I suspended my labours the following day, and when we re-entered the castle to be locked up in our several cells, I told five or six of the prisoners to come to No. I as soon as the doors were opened in the morning, and I would inform them of a certain means of escape.

I could not get them all out at night; it would be necessary to break through all the walls which separated the cells, with all the chances of being discovered or betrayed, but the regulations of the prison greatly favoured another plan.

Our cell doors were opened at precisely seven o'clock every morning, and our food was brought to us at ten; thus there were three hours during which nobody paid any attention to us.

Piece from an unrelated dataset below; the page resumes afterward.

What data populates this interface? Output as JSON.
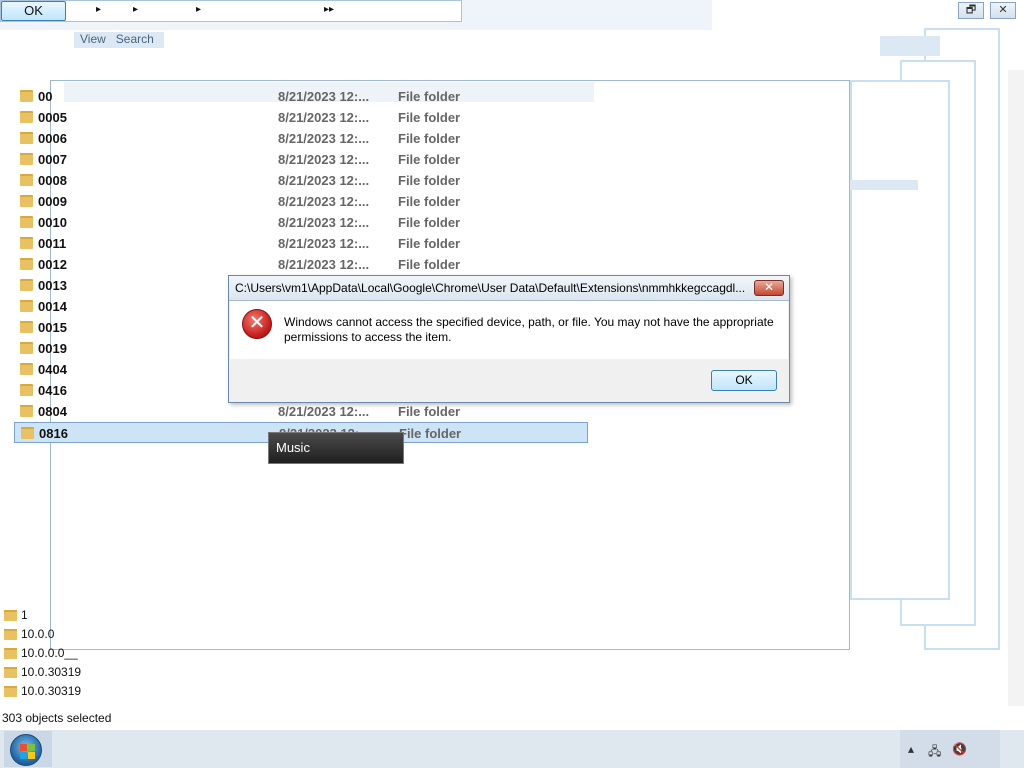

The night before the projected attempt it was impossible for me to close my eyes, with such inquietude and impatience did I await the appointed hour. I will even confess that several times I was tempted to make my escape alone, but I resisted